Give back every line of the data, word for word.

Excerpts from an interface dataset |

▬▬▬▬▬▬

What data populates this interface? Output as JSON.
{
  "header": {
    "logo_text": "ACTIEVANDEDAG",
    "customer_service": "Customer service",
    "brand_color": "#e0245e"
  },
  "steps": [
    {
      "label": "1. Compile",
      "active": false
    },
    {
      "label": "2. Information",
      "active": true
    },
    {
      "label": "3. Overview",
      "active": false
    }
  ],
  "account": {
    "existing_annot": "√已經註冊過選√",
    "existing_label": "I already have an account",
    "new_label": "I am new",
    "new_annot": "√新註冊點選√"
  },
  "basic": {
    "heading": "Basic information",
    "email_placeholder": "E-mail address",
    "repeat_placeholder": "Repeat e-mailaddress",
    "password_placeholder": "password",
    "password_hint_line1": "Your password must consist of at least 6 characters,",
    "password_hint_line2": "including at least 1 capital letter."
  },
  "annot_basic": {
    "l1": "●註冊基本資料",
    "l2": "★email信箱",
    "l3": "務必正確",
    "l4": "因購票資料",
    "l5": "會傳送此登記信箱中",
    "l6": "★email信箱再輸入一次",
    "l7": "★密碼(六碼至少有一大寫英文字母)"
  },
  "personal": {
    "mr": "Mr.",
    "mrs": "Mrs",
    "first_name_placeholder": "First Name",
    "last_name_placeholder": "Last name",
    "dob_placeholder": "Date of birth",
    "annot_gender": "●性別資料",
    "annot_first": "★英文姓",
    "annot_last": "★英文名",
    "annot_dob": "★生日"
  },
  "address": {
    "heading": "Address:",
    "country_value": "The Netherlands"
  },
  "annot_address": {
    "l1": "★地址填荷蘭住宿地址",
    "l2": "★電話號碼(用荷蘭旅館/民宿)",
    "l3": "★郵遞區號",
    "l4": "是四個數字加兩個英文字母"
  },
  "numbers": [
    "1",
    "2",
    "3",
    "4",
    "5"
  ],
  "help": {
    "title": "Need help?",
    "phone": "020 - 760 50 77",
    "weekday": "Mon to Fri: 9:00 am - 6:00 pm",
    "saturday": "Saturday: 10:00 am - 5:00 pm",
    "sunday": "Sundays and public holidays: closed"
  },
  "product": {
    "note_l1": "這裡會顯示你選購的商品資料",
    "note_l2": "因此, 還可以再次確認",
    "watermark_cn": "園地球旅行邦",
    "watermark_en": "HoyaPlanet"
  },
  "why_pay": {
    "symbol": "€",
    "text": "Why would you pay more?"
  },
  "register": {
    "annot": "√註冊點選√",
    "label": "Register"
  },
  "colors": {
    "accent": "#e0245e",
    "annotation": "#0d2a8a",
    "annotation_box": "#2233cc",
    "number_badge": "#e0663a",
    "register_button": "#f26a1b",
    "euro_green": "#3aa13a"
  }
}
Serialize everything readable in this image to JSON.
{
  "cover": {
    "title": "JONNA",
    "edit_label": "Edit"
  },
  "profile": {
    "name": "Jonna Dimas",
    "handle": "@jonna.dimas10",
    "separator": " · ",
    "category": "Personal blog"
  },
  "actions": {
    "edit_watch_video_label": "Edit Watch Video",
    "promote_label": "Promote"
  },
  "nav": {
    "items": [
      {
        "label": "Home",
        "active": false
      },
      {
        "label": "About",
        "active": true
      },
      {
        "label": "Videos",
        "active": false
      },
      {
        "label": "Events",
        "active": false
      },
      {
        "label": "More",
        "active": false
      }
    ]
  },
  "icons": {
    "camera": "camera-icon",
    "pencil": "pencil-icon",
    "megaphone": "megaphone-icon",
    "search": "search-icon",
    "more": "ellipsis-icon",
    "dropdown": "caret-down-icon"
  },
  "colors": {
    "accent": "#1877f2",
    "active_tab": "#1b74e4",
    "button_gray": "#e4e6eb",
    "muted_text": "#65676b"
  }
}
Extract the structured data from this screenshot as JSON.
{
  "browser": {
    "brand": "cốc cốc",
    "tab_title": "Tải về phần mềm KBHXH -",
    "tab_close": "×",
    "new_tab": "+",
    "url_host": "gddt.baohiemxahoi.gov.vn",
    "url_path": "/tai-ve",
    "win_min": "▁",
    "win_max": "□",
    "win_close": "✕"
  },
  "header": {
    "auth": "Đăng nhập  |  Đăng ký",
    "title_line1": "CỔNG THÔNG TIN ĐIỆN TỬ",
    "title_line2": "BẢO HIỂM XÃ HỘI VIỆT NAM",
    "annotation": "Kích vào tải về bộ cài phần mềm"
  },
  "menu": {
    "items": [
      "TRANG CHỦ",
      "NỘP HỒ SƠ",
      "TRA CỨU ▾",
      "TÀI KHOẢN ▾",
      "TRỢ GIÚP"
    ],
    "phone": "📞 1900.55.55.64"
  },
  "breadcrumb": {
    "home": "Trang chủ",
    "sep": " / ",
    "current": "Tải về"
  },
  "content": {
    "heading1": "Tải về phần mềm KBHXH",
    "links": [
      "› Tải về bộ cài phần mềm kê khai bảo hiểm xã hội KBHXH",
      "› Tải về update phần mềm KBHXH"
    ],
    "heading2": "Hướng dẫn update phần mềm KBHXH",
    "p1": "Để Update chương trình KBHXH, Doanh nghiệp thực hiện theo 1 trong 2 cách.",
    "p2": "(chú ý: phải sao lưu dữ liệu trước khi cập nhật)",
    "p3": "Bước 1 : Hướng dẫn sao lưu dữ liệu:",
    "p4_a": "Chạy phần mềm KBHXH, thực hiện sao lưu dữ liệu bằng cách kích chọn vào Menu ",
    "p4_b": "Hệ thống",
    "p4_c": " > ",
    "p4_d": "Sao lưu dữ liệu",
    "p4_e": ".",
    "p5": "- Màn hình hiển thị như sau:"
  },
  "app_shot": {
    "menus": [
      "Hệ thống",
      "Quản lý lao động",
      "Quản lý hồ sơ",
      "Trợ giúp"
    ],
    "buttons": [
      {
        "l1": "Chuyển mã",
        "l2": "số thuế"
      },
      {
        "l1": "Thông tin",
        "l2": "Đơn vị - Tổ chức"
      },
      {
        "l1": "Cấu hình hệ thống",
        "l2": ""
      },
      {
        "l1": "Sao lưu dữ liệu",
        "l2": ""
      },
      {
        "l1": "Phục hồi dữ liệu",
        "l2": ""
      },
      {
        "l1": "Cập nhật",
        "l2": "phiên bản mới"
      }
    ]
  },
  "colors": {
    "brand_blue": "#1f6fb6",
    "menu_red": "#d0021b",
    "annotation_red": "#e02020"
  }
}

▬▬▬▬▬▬

COMPLETED TASK |
What data populates this interface? Output as JSON.
{
  "header": {
    "logo_text": "ACTIEVANDEDAG",
    "customer_service": "Customer service",
    "brand_color": "#e0245e"
  },
  "steps": [
    {
      "label": "1. Compile",
      "active": false
    },
    {
      "label": "2. Information",
      "active": true
    },
    {
      "label": "3. Overview",
      "active": false
    }
  ],
  "account": {
    "existing_annot": "√已經註冊過選√",
    "existing_label": "I already have an account",
    "new_label": "I am new",
    "new_annot": "√新註冊點選√"
  },
  "basic": {
    "heading": "Basic information",
    "email_placeholder": "E-mail address",
    "repeat_placeholder": "Repeat e-mailaddress",
    "password_placeholder": "password",
    "password_hint_line1": "Your password must consist of at least 6 characters,",
    "password_hint_line2": "including at least 1 capital letter."
  },
  "annot_basic": {
    "l1": "●註冊基本資料",
    "l2": "★email信箱",
    "l3": "務必正確",
    "l4": "因購票資料",
    "l5": "會傳送此登記信箱中",
    "l6": "★email信箱再輸入一次",
    "l7": "★密碼(六碼至少有一大寫英文字母)"
  },
  "personal": {
    "mr": "Mr.",
    "mrs": "Mrs",
    "first_name_placeholder": "First Name",
    "last_name_placeholder": "Last name",
    "dob_placeholder": "Date of birth",
    "annot_gender": "●性別資料",
    "annot_first": "★英文姓",
    "annot_last": "★英文名",
    "annot_dob": "★生日"
  },
  "address": {
    "heading": "Address:",
    "country_value": "The Netherlands"
  },
  "annot_address": {
    "l1": "★地址填荷蘭住宿地址",
    "l2": "★電話號碼(用荷蘭旅館/民宿)",
    "l3": "★郵遞區號",
    "l4": "是四個數字加兩個英文字母"
  },
  "numbers": [
    "1",
    "2",
    "3",
    "4",
    "5"
  ],
  "help": {
    "title": "Need help?",
    "phone": "020 - 760 50 77",
    "weekday": "Mon to Fri: 9:00 am - 6:00 pm",
    "saturday": "Saturday: 10:00 am - 5:00 pm",
    "sunday": "Sundays and public holidays: closed"
  },
  "product": {
    "note_l1": "這裡會顯示你選購的商品資料",
    "note_l2": "因此, 還可以再次確認",
    "watermark_cn": "園地球旅行邦",
    "watermark_en": "HoyaPlanet"
  },
  "why_pay": {
    "symbol": "€",
    "text": "Why would you pay more?"
  },
  "register": {
    "annot": "√註冊點選√",
    "label": "Register"
  },
  "colors": {
    "accent": "#e0245e",
    "annotation": "#0d2a8a",
    "annotation_box": "#2233cc",
    "number_badge": "#e0663a",
    "register_button": "#f26a1b",
    "euro_green": "#3aa13a"
  }
}
Serialize everything readable in this image to JSON.
{
  "cover": {
    "title": "JONNA",
    "edit_label": "Edit"
  },
  "profile": {
    "name": "Jonna Dimas",
    "handle": "@jonna.dimas10",
    "separator": " · ",
    "category": "Personal blog"
  },
  "actions": {
    "edit_watch_video_label": "Edit Watch Video",
    "promote_label": "Promote"
  },
  "nav": {
    "items": [
      {
        "label": "Home",
        "active": false
      },
      {
        "label": "About",
        "active": true
      },
      {
        "label": "Videos",
        "active": false
      },
      {
        "label": "Events",
        "active": false
      },
      {
        "label": "More",
        "active": false
      }
    ]
  },
  "icons": {
    "camera": "camera-icon",
    "pencil": "pencil-icon",
    "megaphone": "megaphone-icon",
    "search": "search-icon",
    "more": "ellipsis-icon",
    "dropdown": "caret-down-icon"
  },
  "colors": {
    "accent": "#1877f2",
    "active_tab": "#1b74e4",
    "button_gray": "#e4e6eb",
    "muted_text": "#65676b"
  }
}
Extract the structured data from this screenshot as JSON.
{
  "browser": {
    "brand": "cốc cốc",
    "tab_title": "Tải về phần mềm KBHXH -",
    "tab_close": "×",
    "new_tab": "+",
    "url_host": "gddt.baohiemxahoi.gov.vn",
    "url_path": "/tai-ve",
    "win_min": "▁",
    "win_max": "□",
    "win_close": "✕"
  },
  "header": {
    "auth": "Đăng nhập  |  Đăng ký",
    "title_line1": "CỔNG THÔNG TIN ĐIỆN TỬ",
    "title_line2": "BẢO HIỂM XÃ HỘI VIỆT NAM",
    "annotation": "Kích vào tải về bộ cài phần mềm"
  },
  "menu": {
    "items": [
      "TRANG CHỦ",
      "NỘP HỒ SƠ",
      "TRA CỨU ▾",
      "TÀI KHOẢN ▾",
      "TRỢ GIÚP"
    ],
    "phone": "📞 1900.55.55.64"
  },
  "breadcrumb": {
    "home": "Trang chủ",
    "sep": " / ",
    "current": "Tải về"
  },
  "content": {
    "heading1": "Tải về phần mềm KBHXH",
    "links": [
      "› Tải về bộ cài phần mềm kê khai bảo hiểm xã hội KBHXH",
      "› Tải về update phần mềm KBHXH"
    ],
    "heading2": "Hướng dẫn update phần mềm KBHXH",
    "p1": "Để Update chương trình KBHXH, Doanh nghiệp thực hiện theo 1 trong 2 cách.",
    "p2": "(chú ý: phải sao lưu dữ liệu trước khi cập nhật)",
    "p3": "Bước 1 : Hướng dẫn sao lưu dữ liệu:",
    "p4_a": "Chạy phần mềm KBHXH, thực hiện sao lưu dữ liệu bằng cách kích chọn vào Menu ",
    "p4_b": "Hệ thống",
    "p4_c": " > ",
    "p4_d": "Sao lưu dữ liệu",
    "p4_e": ".",
    "p5": "- Màn hình hiển thị như sau:"
  },
  "app_shot": {
    "menus": [
      "Hệ thống",
      "Quản lý lao động",
      "Quản lý hồ sơ",
      "Trợ giúp"
    ],
    "buttons": [
      {
        "l1": "Chuyển mã",
        "l2": "số thuế"
      },
      {
        "l1": "Thông tin",
        "l2": "Đơn vị - Tổ chức"
      },
      {
        "l1": "Cấu hình hệ thống",
        "l2": ""
      },
      {
        "l1": "Sao lưu dữ liệu",
        "l2": ""
      },
      {
        "l1": "Phục hồi dữ liệu",
        "l2": ""
      },
      {
        "l1": "Cập nhật",
        "l2": "phiên bản mới"
      }
    ]
  },
  "colors": {
    "brand_blue": "#1f6fb6",
    "menu_red": "#d0021b",
    "annotation_red": "#e02020"
  }
}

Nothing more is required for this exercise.